- **Exercise data**
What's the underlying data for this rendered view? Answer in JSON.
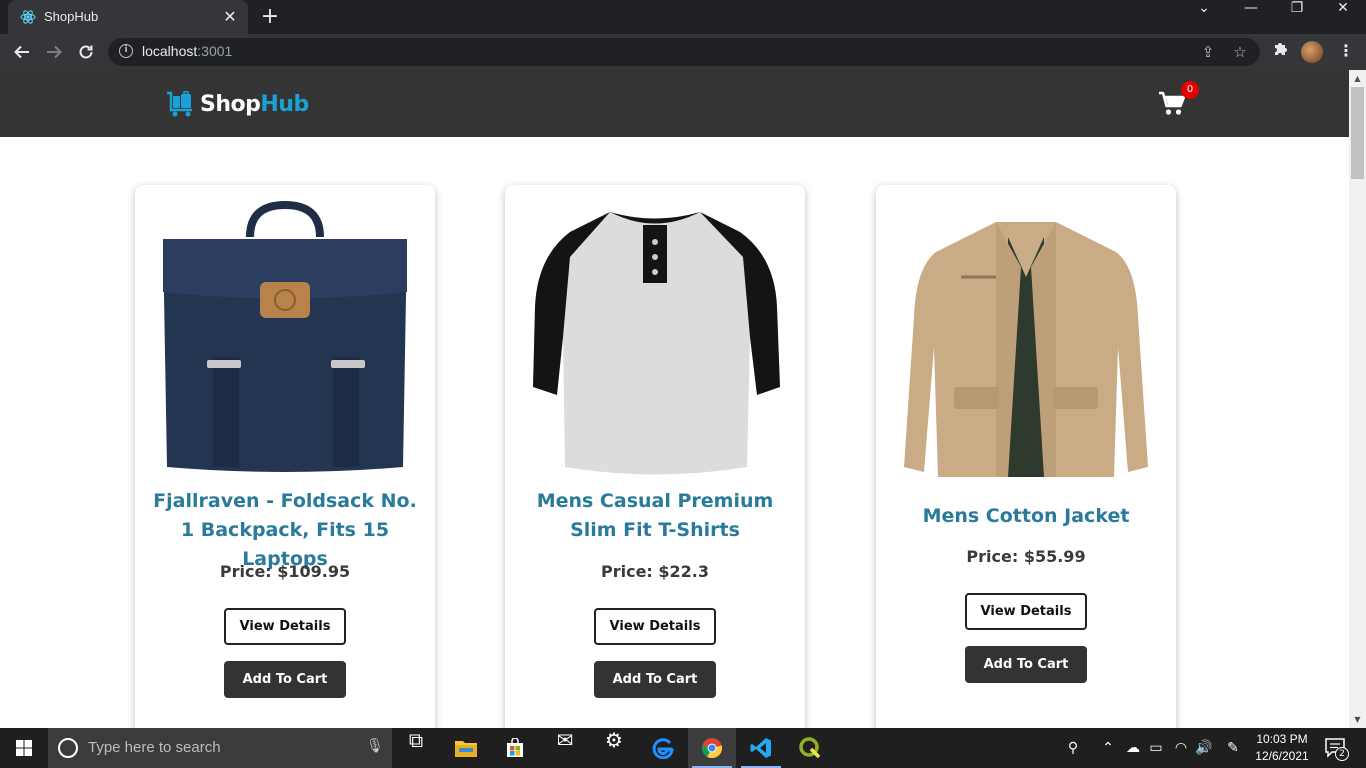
{
  "browser": {
    "tab_title": "ShopHub",
    "tab_close": "✕",
    "new_tab": "+",
    "url_host": "localhost",
    "url_port": ":3001",
    "window_controls": {
      "dropdown": "⌄",
      "minimize": "—",
      "restore": "❐",
      "close": "✕"
    }
  },
  "site": {
    "logo_part1": "Shop",
    "logo_part2": "Hub",
    "cart_count": "0",
    "brand_color": "#1aa2d6",
    "header_color": "#343434"
  },
  "products": [
    {
      "title": "Fjallraven - Foldsack No. 1 Backpack, Fits 15 Laptops",
      "price": "Price: $109.95",
      "view_label": "View Details",
      "cart_label": "Add To Cart",
      "image": "navy-backpack"
    },
    {
      "title": "Mens Casual Premium Slim Fit T-Shirts",
      "price": "Price: $22.3",
      "view_label": "View Details",
      "cart_label": "Add To Cart",
      "image": "raglan-tshirt"
    },
    {
      "title": "Mens Cotton Jacket",
      "price": "Price: $55.99",
      "view_label": "View Details",
      "cart_label": "Add To Cart",
      "image": "khaki-jacket"
    }
  ],
  "taskbar": {
    "search_placeholder": "Type here to search",
    "time": "10:03 PM",
    "date": "12/6/2021",
    "notification_count": "2"
  }
}
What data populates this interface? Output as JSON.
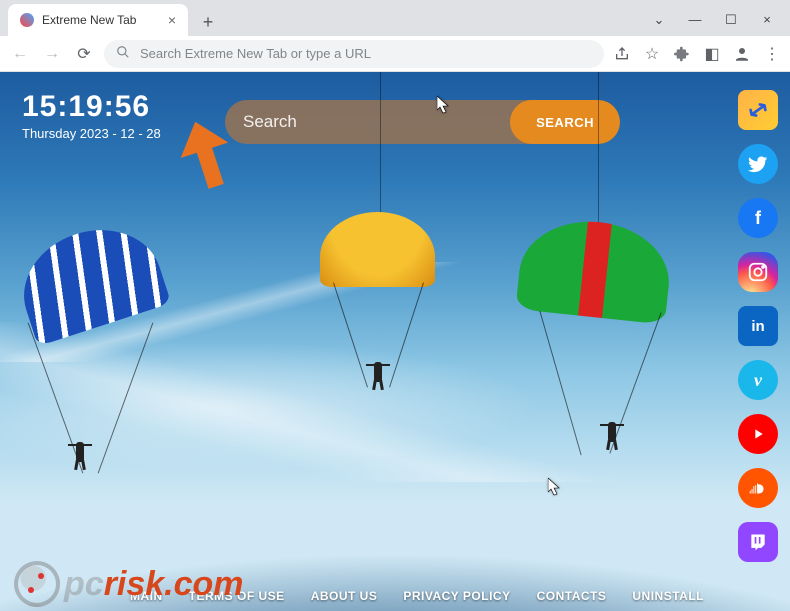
{
  "browser": {
    "tab_title": "Extreme New Tab",
    "omnibox_placeholder": "Search Extreme New Tab or type a URL"
  },
  "clock": {
    "time": "15:19:56",
    "date": "Thursday 2023 - 12 - 28"
  },
  "search": {
    "placeholder": "Search",
    "button": "SEARCH"
  },
  "rail": [
    {
      "name": "swap-icon",
      "glyph": "⇅"
    },
    {
      "name": "twitter-icon",
      "glyph": "𝕏"
    },
    {
      "name": "facebook-icon",
      "glyph": "f"
    },
    {
      "name": "instagram-icon",
      "glyph": "◉"
    },
    {
      "name": "linkedin-icon",
      "glyph": "in"
    },
    {
      "name": "vimeo-icon",
      "glyph": "v"
    },
    {
      "name": "youtube-icon",
      "glyph": "▶"
    },
    {
      "name": "soundcloud-icon",
      "glyph": "☁"
    },
    {
      "name": "twitch-icon",
      "glyph": "⎚"
    }
  ],
  "footer": {
    "items": [
      "MAIN",
      "TERMS OF USE",
      "ABOUT US",
      "PRIVACY POLICY",
      "CONTACTS",
      "UNINSTALL"
    ]
  },
  "watermark": {
    "prefix": "pc",
    "suffix": "risk.com"
  }
}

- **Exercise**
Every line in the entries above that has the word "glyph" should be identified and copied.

- **Expected output**
      "glyph": "⇅"
      "glyph": "𝕏"
      "glyph": "f"
      "glyph": "◉"
      "glyph": "in"
      "glyph": "v"
      "glyph": "▶"
      "glyph": "☁"
      "glyph": "⎚"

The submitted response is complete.